15 July 2011
Education and training in South Africa have received a major boost through the signing of two accords that will see 30 000 new artisans and 16 000 college lecturers being trained, and under-performing schools receiving business and community support.
“The accords will focus on concrete issues,” Economic Development Minister Ebrahim Patel said at the signing of the National Skills Accord and the Basic Education Accord in Pretoria this week.
New Growth Path
The accords involve partnerships among business, government, labour and communities, and result from engagements that followed the release of the New Growth Path, which aims to create five million jobs in the next decade.
“Addressing education and skills development is one of the core aspects of the New Growth Path,” said Patel.

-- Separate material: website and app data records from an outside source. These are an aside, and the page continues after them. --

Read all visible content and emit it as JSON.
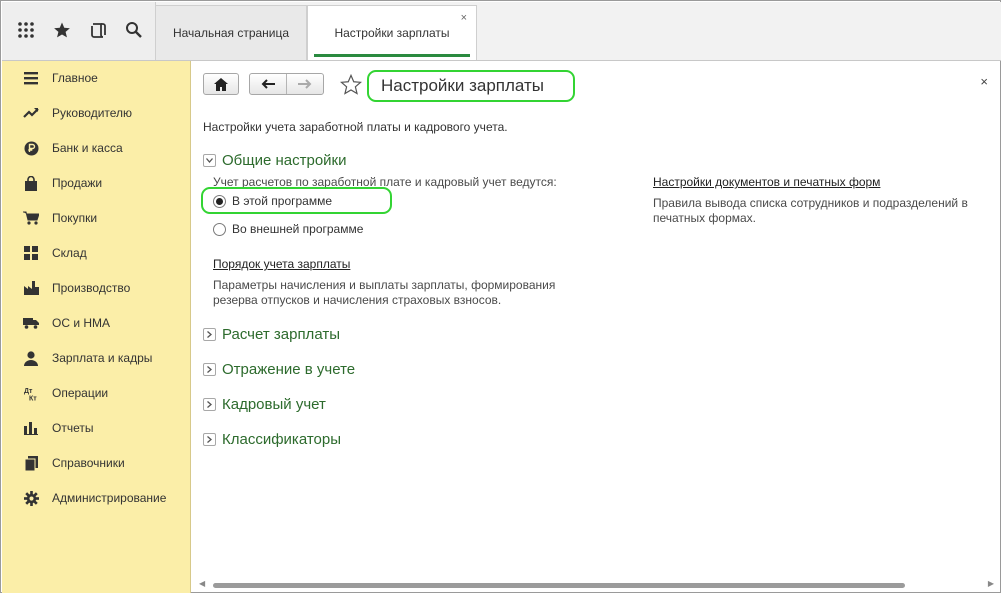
{
  "topbar": {
    "icons": [
      "apps-grid-icon",
      "favorites-star-icon",
      "history-icon",
      "search-icon"
    ],
    "tabs": [
      {
        "label": "Начальная страница",
        "active": false
      },
      {
        "label": "Настройки зарплаты",
        "active": true,
        "close": "×"
      }
    ]
  },
  "sidebar": {
    "items": [
      {
        "label": "Главное",
        "icon": "menu-lines-icon"
      },
      {
        "label": "Руководителю",
        "icon": "trend-chart-icon"
      },
      {
        "label": "Банк и касса",
        "icon": "ruble-coin-icon"
      },
      {
        "label": "Продажи",
        "icon": "shopping-bag-icon"
      },
      {
        "label": "Покупки",
        "icon": "cart-icon"
      },
      {
        "label": "Склад",
        "icon": "warehouse-grid-icon"
      },
      {
        "label": "Производство",
        "icon": "factory-icon"
      },
      {
        "label": "ОС и НМА",
        "icon": "truck-icon"
      },
      {
        "label": "Зарплата и кадры",
        "icon": "person-icon"
      },
      {
        "label": "Операции",
        "icon": "operations-dtkt-icon"
      },
      {
        "label": "Отчеты",
        "icon": "bar-chart-icon"
      },
      {
        "label": "Справочники",
        "icon": "books-icon"
      },
      {
        "label": "Администрирование",
        "icon": "gear-icon"
      }
    ]
  },
  "page": {
    "title": "Настройки зарплаты",
    "close": "×",
    "description": "Настройки учета заработной платы и кадрового учета.",
    "sections": {
      "general": {
        "title": "Общие настройки",
        "expanded": true,
        "accounting_label": "Учет расчетов по заработной плате и кадровый учет ведутся:",
        "options": [
          {
            "label": "В этой программе",
            "selected": true
          },
          {
            "label": "Во внешней программе",
            "selected": false
          }
        ],
        "link": "Порядок учета зарплаты",
        "link_desc_1": "Параметры начисления и выплаты зарплаты, формирования",
        "link_desc_2": "резерва отпусков и начисления страховых взносов.",
        "right_link": "Настройки документов и печатных форм",
        "right_desc_1": "Правила вывода списка сотрудников и подразделений в",
        "right_desc_2": "печатных формах."
      },
      "collapsed": [
        {
          "title": "Расчет зарплаты"
        },
        {
          "title": "Отражение в учете"
        },
        {
          "title": "Кадровый учет"
        },
        {
          "title": "Классификаторы"
        }
      ]
    }
  },
  "colors": {
    "accent_green": "#2a8a3f",
    "highlight_green": "#33d433",
    "sidebar_bg": "#fbeea8"
  }
}
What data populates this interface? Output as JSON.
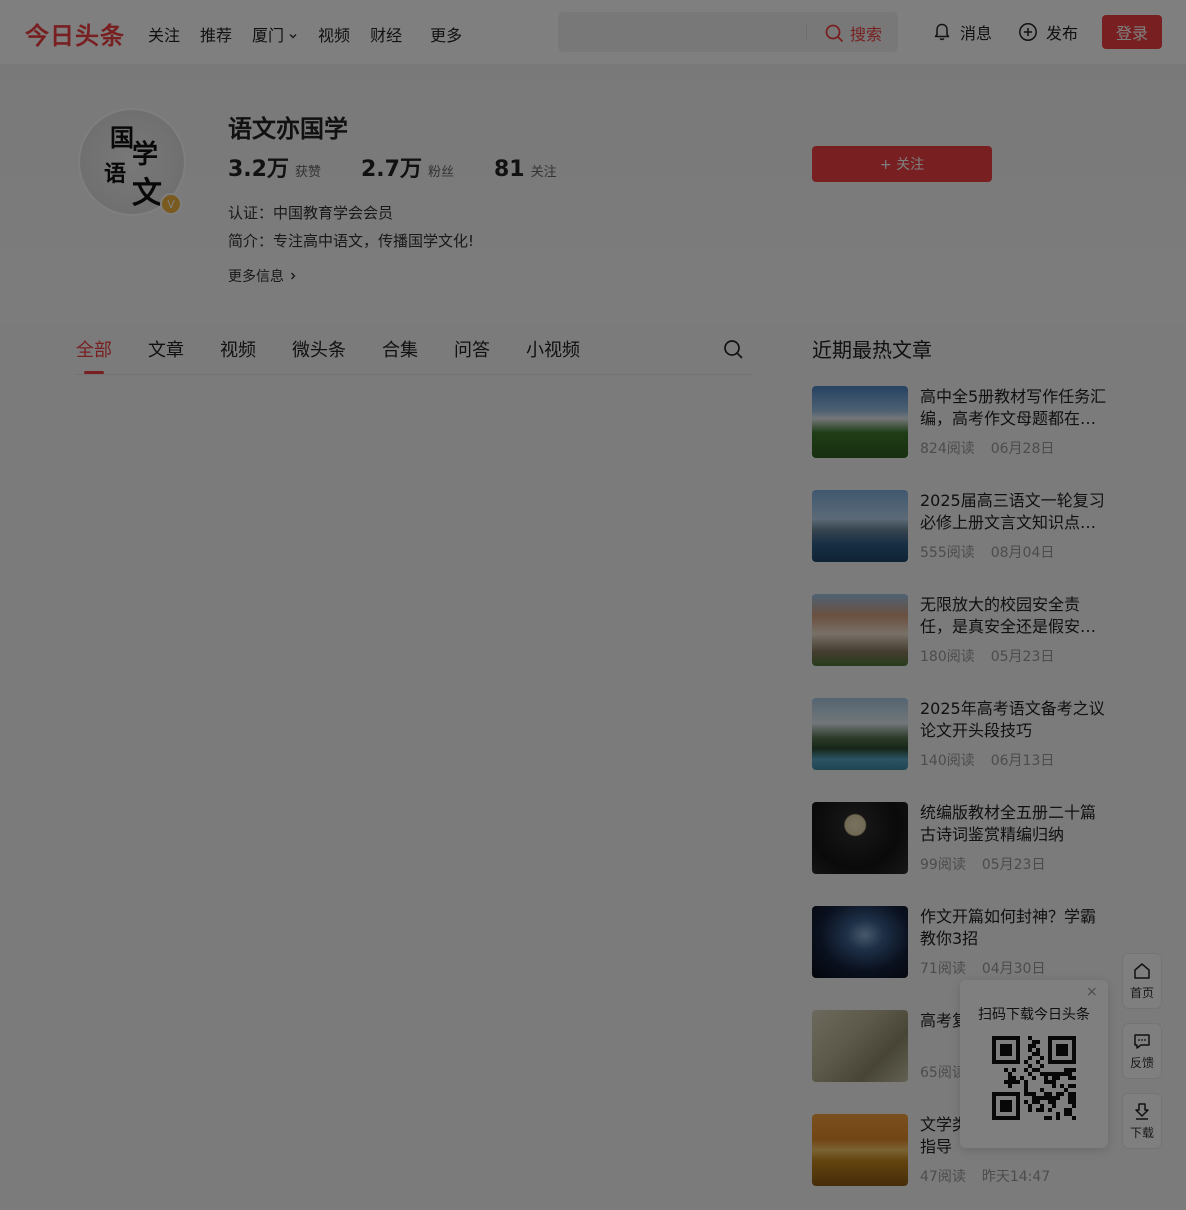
{
  "header": {
    "logo": "今日头条",
    "nav": [
      "关注",
      "推荐",
      "厦门",
      "视频",
      "财经"
    ],
    "nav_more": "更多",
    "search_placeholder": "",
    "search_label": "搜索",
    "messages_label": "消息",
    "publish_label": "发布",
    "login_label": "登录"
  },
  "profile": {
    "name": "语文亦国学",
    "avatar_text": [
      "国",
      "学",
      "语",
      "文"
    ],
    "stats": [
      {
        "num": "3.2万",
        "label": "获赞"
      },
      {
        "num": "2.7万",
        "label": "粉丝"
      },
      {
        "num": "81",
        "label": "关注"
      }
    ],
    "certification": "认证：中国教育学会会员",
    "intro": "简介：专注高中语文，传播国学文化!",
    "more_info": "更多信息",
    "follow_label": "+ 关注"
  },
  "tabs": [
    "全部",
    "文章",
    "视频",
    "微头条",
    "合集",
    "问答",
    "小视频"
  ],
  "hot": {
    "title": "近期最热文章",
    "articles": [
      {
        "title": "高中全5册教材写作任务汇编，高考作文母题都在…",
        "reads": "824阅读",
        "date": "06月28日"
      },
      {
        "title": "2025届高三语文一轮复习必修上册文言文知识点…",
        "reads": "555阅读",
        "date": "08月04日"
      },
      {
        "title": "无限放大的校园安全责任，是真安全还是假安…",
        "reads": "180阅读",
        "date": "05月23日"
      },
      {
        "title": "2025年高考语文备考之议论文开头段技巧",
        "reads": "140阅读",
        "date": "06月13日"
      },
      {
        "title": "统编版教材全五册二十篇古诗词鉴赏精编归纳",
        "reads": "99阅读",
        "date": "05月23日"
      },
      {
        "title": "作文开篇如何封神？学霸教你3招",
        "reads": "71阅读",
        "date": "04月30日"
      },
      {
        "title": "高考复习鉴赏之",
        "reads": "65阅读",
        "date": ""
      },
      {
        "title": "文学类评类\"试题规范解答指导",
        "reads": "47阅读",
        "date": "昨天14:47"
      }
    ]
  },
  "side": {
    "home": "首页",
    "feedback": "反馈",
    "download": "下载"
  },
  "qr": {
    "title": "扫码下载今日头条",
    "close": "×"
  }
}
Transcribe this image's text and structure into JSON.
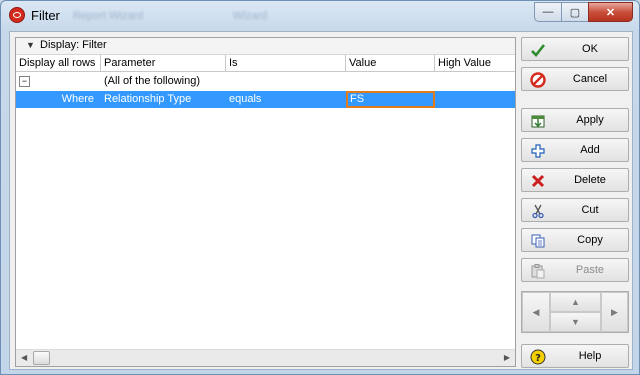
{
  "window": {
    "title": "Filter",
    "background_titles": [
      "Report Wizard",
      "Wizard"
    ],
    "controls": {
      "minimize": "—",
      "maximize": "▢",
      "close": "✕"
    }
  },
  "grid": {
    "panel_label": "Display: Filter",
    "columns": [
      "Display all rows",
      "Parameter",
      "Is",
      "Value",
      "High Value"
    ],
    "group_row": {
      "expander": "−",
      "text": "(All of the following)"
    },
    "rows": [
      {
        "prefix": "Where",
        "parameter": "Relationship Type",
        "is": "equals",
        "value": "FS",
        "high_value": ""
      }
    ]
  },
  "buttons": {
    "ok": "OK",
    "cancel": "Cancel",
    "apply": "Apply",
    "add": "Add",
    "delete": "Delete",
    "cut": "Cut",
    "copy": "Copy",
    "paste": "Paste",
    "help": "Help"
  },
  "colors": {
    "selection": "#3399ff",
    "edit_border": "#e07b1e",
    "ok_check": "#2e8b2e",
    "cancel_red": "#d42a1e",
    "delete_red": "#cc1e1e",
    "add_blue": "#1f5fb8"
  },
  "icons": {
    "ok": "check-icon",
    "cancel": "no-entry-icon",
    "apply": "apply-icon",
    "add": "plus-icon",
    "delete": "x-icon",
    "cut": "scissors-icon",
    "copy": "copy-icon",
    "paste": "paste-icon",
    "help": "help-icon"
  }
}
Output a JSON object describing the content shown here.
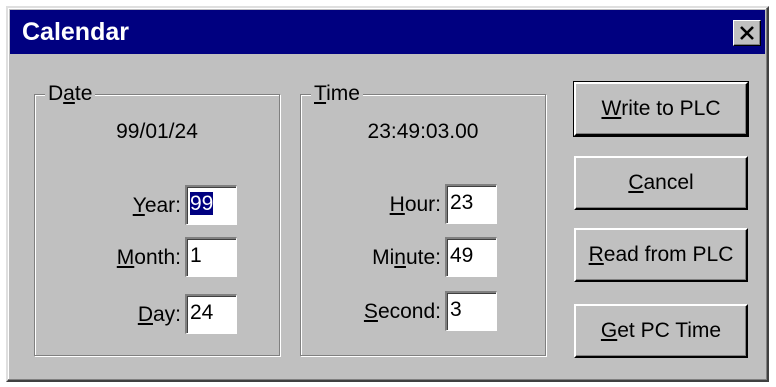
{
  "window": {
    "title": "Calendar"
  },
  "date_group": {
    "legend_prefix": "D",
    "legend_hotkey": "a",
    "legend_suffix": "te",
    "readout": "99/01/24",
    "fields": [
      {
        "label_pre": "",
        "hotkey": "Y",
        "label_post": "ear:",
        "value": "99"
      },
      {
        "label_pre": "",
        "hotkey": "M",
        "label_post": "onth:",
        "value": "1"
      },
      {
        "label_pre": "",
        "hotkey": "D",
        "label_post": "ay:",
        "value": "24"
      }
    ]
  },
  "time_group": {
    "legend_prefix": "",
    "legend_hotkey": "T",
    "legend_suffix": "ime",
    "readout": "23:49:03.00",
    "fields": [
      {
        "label_pre": "",
        "hotkey": "H",
        "label_post": "our:",
        "value": "23"
      },
      {
        "label_pre": "Mi",
        "hotkey": "n",
        "label_post": "ute:",
        "value": "49"
      },
      {
        "label_pre": "",
        "hotkey": "S",
        "label_post": "econd:",
        "value": "3"
      }
    ]
  },
  "buttons": [
    {
      "pre": "",
      "hotkey": "W",
      "post": "rite to PLC"
    },
    {
      "pre": "",
      "hotkey": "C",
      "post": "ancel"
    },
    {
      "pre": "",
      "hotkey": "R",
      "post": "ead from PLC"
    },
    {
      "pre": "",
      "hotkey": "G",
      "post": "et PC Time"
    }
  ],
  "icons": {
    "close": "close-icon"
  }
}
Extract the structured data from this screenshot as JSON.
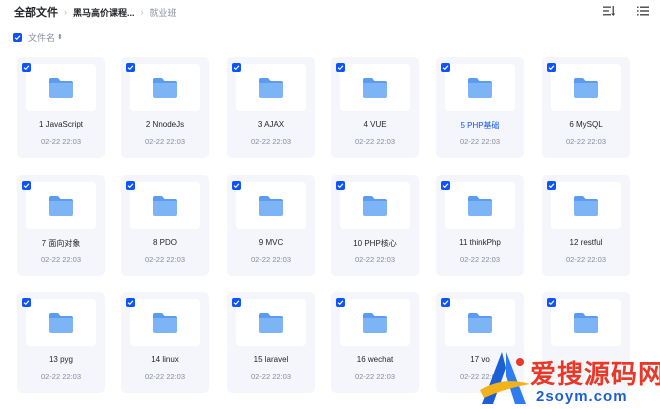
{
  "breadcrumb": {
    "root": "全部文件",
    "middle": "黑马高价课程...",
    "current": "就业班"
  },
  "toolbar": {
    "sort_icon": "sort-icon",
    "list_view_icon": "list-view-icon"
  },
  "sortbar": {
    "label": "文件名",
    "arrow": "⬍"
  },
  "colors": {
    "accent": "#0d53ff",
    "folder": "#7cb4f5",
    "card_bg": "#f4f6fb"
  },
  "folders": [
    {
      "name": "1 JavaScript",
      "time": "02-22 22:03",
      "highlight": false
    },
    {
      "name": "2 NnodeJs",
      "time": "02-22 22:03",
      "highlight": false
    },
    {
      "name": "3 AJAX",
      "time": "02-22 22:03",
      "highlight": false
    },
    {
      "name": "4 VUE",
      "time": "02-22 22:03",
      "highlight": false
    },
    {
      "name": "5 PHP基础",
      "time": "02-22 22:03",
      "highlight": true
    },
    {
      "name": "6 MySQL",
      "time": "02-22 22:03",
      "highlight": false
    },
    {
      "name": "7 面向对象",
      "time": "02-22 22:03",
      "highlight": false
    },
    {
      "name": "8 PDO",
      "time": "02-22 22:03",
      "highlight": false
    },
    {
      "name": "9 MVC",
      "time": "02-22 22:03",
      "highlight": false
    },
    {
      "name": "10 PHP核心",
      "time": "02-22 22:03",
      "highlight": false
    },
    {
      "name": "11 thinkPhp",
      "time": "02-22 22:03",
      "highlight": false
    },
    {
      "name": "12 restful",
      "time": "02-22 22:03",
      "highlight": false
    },
    {
      "name": "13 pyg",
      "time": "02-22 22:03",
      "highlight": false
    },
    {
      "name": "14 linux",
      "time": "02-22 22:03",
      "highlight": false
    },
    {
      "name": "15 laravel",
      "time": "02-22 22:03",
      "highlight": false
    },
    {
      "name": "16 wechat",
      "time": "02-22 22:03",
      "highlight": false
    },
    {
      "name": "17 vo",
      "time": "02-22 22:03",
      "highlight": false
    },
    {
      "name": "",
      "time": "",
      "highlight": false
    }
  ],
  "watermark": {
    "text_cn": "爱搜源码网",
    "text_en": "2soym.com"
  }
}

The skills accord has eight key commitments designed to drive training and development. Under it, up to 30 000 new artisan students are expected to enter training this year. The majority of this figure (56%) will come from the private sector, 31% from government, and 13% from state-owned companies.
It accord will also phase in opportunities for training in a work environment for at least 16 000 lecturers at Further Education and Training (FET) collages.
“The critical challenge for creating more jobs is to deal with skills shortages and issues, and what we’ve assembled here in these two accords is a partnership right across the training pipeline, from primary school right through to FET collages and beyond,” said Patel. “We’ve brought here the people with resources.”
Annual binding targets
The National Skills Fund will be used effectively to support skills that address the priorities of the growth path.
Higher Education Minister Blade Nzimande said all partners involved in the accords would be subject to annual binding targets, adding that his department was in the process of finalising how to spend the fund’s money in consultation with the relevant ministers.
“There is over R4-billion of unspent money from the past, and R2-billion from this year,” he said.
Help for underperforming schools
Basic Education Minister Angie Motshekga said the government was encouraged by the accord specifically for under-performing schools: “It came at the right time. The accord will help redirect resources.”
Organised labour, business and community organisations have committed to a target of between 100 and 200 poorly performing schools to be supported in the adopt-a-school initiative.
Improving spending on training
Business and labour have committed to ensuring that the funding of training is available through the skills development levy.
Business also undertook to improve spending on training beyond the 1% compulsory training levy. The accord stipulates that business will urge companies to spend between 3-5% of their total salary bill voluntarily on training.
Business Unity South Africa (Busa) president Futhi Mthoba said the accords represented agreements on areas of concern in respect of the New Growth Path. “The critical part of the accords is that each partner is responsible for deliverables. We will hold each other responsible,” she said.
Changing mindset of public servants
Representing organised labour, Congress of South African Trade Unions (Cosatu) general secretary Zwelinzima Vavi said that labour had for a long time argued that something needed to be done to change the lives of workers through skills development and education.
“We are making a commitment to play our part. All accords will require active participation,” he said, adding that the key to the success of the accords was not the signing itself but rather the participation of all involved to make it a success.
Vavi added that unions would work to change the mindset “of all public servants, including educators, to know that our future lies in their hands”.